▸ **Exercise instructions**:
Each line that contains the word "name" counts once; give the total for the records below and nothing else.

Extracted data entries

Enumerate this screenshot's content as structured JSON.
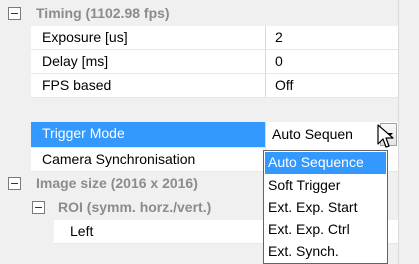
{
  "categories": {
    "timing": "Timing (1102.98 fps)",
    "image_size": "Image size (2016 x 2016)",
    "roi": "ROI (symm. horz./vert.)"
  },
  "properties": [
    {
      "name": "Exposure [us]",
      "value": "2"
    },
    {
      "name": "Delay [ms]",
      "value": "0"
    },
    {
      "name": "FPS based",
      "value": "Off"
    },
    {
      "name": "Trigger Mode",
      "value": "Auto Sequen"
    },
    {
      "name": "Camera Synchronisation",
      "value": ""
    },
    {
      "name": "Left",
      "value": ""
    }
  ],
  "dropdown": {
    "options": [
      "Auto Sequence",
      "Soft Trigger",
      "Ext. Exp. Start",
      "Ext. Exp. Ctrl",
      "Ext. Synch."
    ],
    "selected": "Auto Sequence"
  },
  "colors": {
    "selection": "#3399ff",
    "category_text": "#8c8c8c",
    "background": "#f0f0f0"
  },
  "icons": [
    "collapse-minus-icon",
    "dropdown-arrow-icon",
    "mouse-pointer-icon"
  ]
}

▸ **Task answer**:
6